PCL and KK-G then disputed what each party had acquired under the first and second agreements respectively. KK-G argued that the parties had acquired the intellectual property for the divisions they had each acquired. One of the intellectual property rights in question was a trade mark numbered '46553 KEK' which PCL had acquired under the terms of the first agreement. However, that trade mark had been removed from the register. There was, however, a live KEK trade mark registered under a different number.

The High Court decided that the first agreement had transferred only the intellectual property rights from the divisions PCL had obtained. Key to this decision were background facts which were not known to both parties. This judgement was also contradictory in places and so KK-G appealed the decision to the Court of Appeal.


The Court of Appeal overturned the High Court's decision and held the second agreement with KK-G, which was entered into ten days after the first agreement, could not be used to interpret the first agreement, as the conduct of the parties after agreements are concluded does not affect the interpretation of the agreement.

The court also confirmed that admissible background knowledge was limited to facts that were known or reasonably available to all parties at the time of entering into the relevant contract. Accordingly, it was concluded that PCL had acquired all the intellectual property rights of KPCL under the first agreement, and KK-G had not acquired the intellectual property rights in the divisions it had purchased under the second agreement.

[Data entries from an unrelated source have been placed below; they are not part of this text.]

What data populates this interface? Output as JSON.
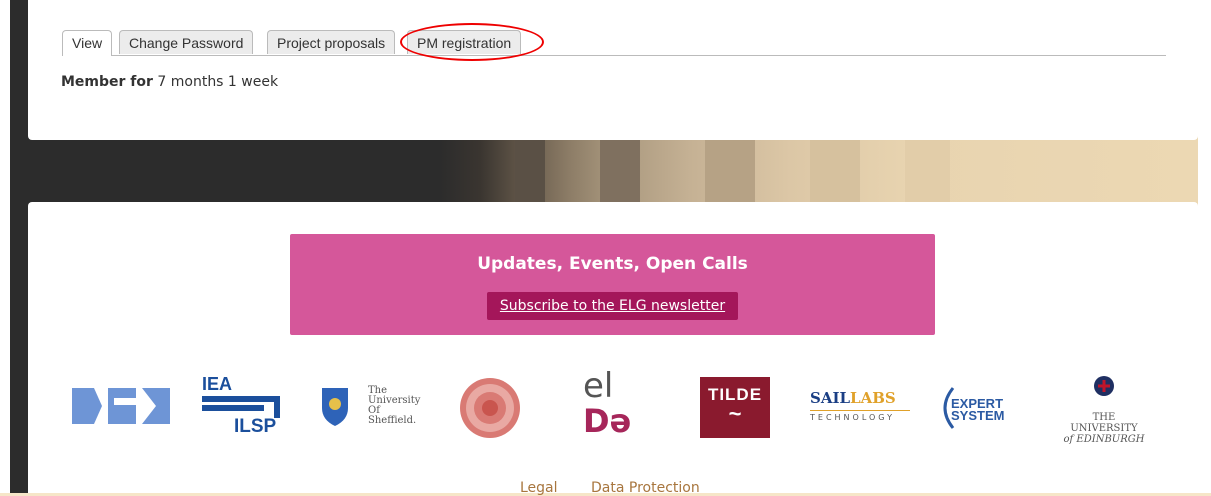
{
  "tabs": [
    {
      "label": "View",
      "active": true
    },
    {
      "label": "Change Password",
      "active": false
    },
    {
      "label": "Project proposals",
      "active": false
    },
    {
      "label": "PM registration",
      "active": false
    }
  ],
  "member": {
    "label": "Member for",
    "value": "7 months 1 week"
  },
  "newsletter": {
    "title": "Updates, Events, Open Calls",
    "link": "Subscribe to the ELG newsletter",
    "color": "#d5579a"
  },
  "logos": {
    "dfki": {
      "name": "dfki-logo"
    },
    "ilsp": {
      "text_top": "IEA",
      "text_bottom": "ILSP"
    },
    "sheffield": {
      "line1": "The",
      "line2": "University",
      "line3": "Of",
      "line4": "Sheffield."
    },
    "charles": {
      "name": "charles-university-seal"
    },
    "elda": {
      "top": "el",
      "bottom": "Dә"
    },
    "tilde": {
      "text": "TILDE"
    },
    "saillabs": {
      "main1": "SAIL",
      "main2": "LABS",
      "sub": "TECHNOLOGY"
    },
    "expert": {
      "line1": "EXPERT",
      "line2": "SYSTEM"
    },
    "edinburgh": {
      "line1": "THE UNIVERSITY",
      "line2": "of EDINBURGH"
    }
  },
  "footer": {
    "legal": "Legal",
    "data_protection": "Data Protection"
  }
}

Regarding the incorrectly numbered trade mark, the number and description were inconsistent and could not stand together, so the court was entitled to apply the principle that 'a plain misdescription does no harm' and imply the live KEK trade mark to PCL's agreement.

Impact of the case on contract drafting and interpretation

This case highlights the importance of interpreting a contract based solely on the express language of the contract, and not clouding the position with background knowledge.

However, where it is not possible to interpret a contract based solely on the express language of the contract, it can be interpreted by objectively identifying what a reasonable person, in possession of all the background knowledge that would have been available to both parties, would have understood the language in the contract to mean (Investors Compensation Scheme Ltd v West Bromwich Building Society [1997] UKHL 28).

The decision is also a useful reminder that only contracts concluded at the same time between the same parties forming a single composite transaction can be read together, which was not the case here.

Our top tip for draftsmen is therefore to always remember to make use of the recitals as a tool where there are additional documents, facts and circumstances which have relevance to the interpretation of a contract (or certain of its provisions).

The benefits of this practice are two-fold. Firstly, setting out the context of the agreement helps to focus the minds of both parties at the outset and cement their commercial goals (consider for example, drawing attention to the parties' longer term trading objectives, such as a broader roll-out of successful services across the customer's portfolio). Secondly, the recitals can be used to sign-post significant matters, so that there is no doubt that they can be borne in mind by any court one day tasked with interpreting the contract.